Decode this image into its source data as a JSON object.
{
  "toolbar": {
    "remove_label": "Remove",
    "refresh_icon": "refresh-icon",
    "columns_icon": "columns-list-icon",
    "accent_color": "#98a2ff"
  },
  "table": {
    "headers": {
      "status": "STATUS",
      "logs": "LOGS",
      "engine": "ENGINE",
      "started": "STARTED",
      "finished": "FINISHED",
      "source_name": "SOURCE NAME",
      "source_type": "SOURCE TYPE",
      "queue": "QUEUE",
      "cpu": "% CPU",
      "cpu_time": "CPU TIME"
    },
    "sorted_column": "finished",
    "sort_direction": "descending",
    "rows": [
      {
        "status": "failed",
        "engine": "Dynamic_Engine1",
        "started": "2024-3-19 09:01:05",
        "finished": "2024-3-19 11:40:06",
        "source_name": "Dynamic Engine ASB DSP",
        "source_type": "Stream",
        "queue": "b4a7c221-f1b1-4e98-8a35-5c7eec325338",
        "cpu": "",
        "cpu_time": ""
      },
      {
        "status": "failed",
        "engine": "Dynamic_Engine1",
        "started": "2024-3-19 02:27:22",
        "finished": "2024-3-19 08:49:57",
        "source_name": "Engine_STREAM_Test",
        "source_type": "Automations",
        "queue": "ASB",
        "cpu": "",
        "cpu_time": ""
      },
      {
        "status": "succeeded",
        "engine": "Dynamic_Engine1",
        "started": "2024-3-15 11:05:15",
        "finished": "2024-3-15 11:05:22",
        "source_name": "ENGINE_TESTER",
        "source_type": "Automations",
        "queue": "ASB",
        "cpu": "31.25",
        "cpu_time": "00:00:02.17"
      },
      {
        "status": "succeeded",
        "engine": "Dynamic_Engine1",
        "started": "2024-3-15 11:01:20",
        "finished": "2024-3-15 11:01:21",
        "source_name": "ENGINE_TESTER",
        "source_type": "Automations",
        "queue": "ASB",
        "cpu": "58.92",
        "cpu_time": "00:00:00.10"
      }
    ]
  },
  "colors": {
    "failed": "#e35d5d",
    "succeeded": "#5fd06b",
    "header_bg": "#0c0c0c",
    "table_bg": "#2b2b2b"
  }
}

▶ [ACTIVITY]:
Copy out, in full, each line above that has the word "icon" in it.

▶ [WRITTEN RESPONSE]:
    "refresh_icon": "refresh-icon",
    "columns_icon": "columns-list-icon",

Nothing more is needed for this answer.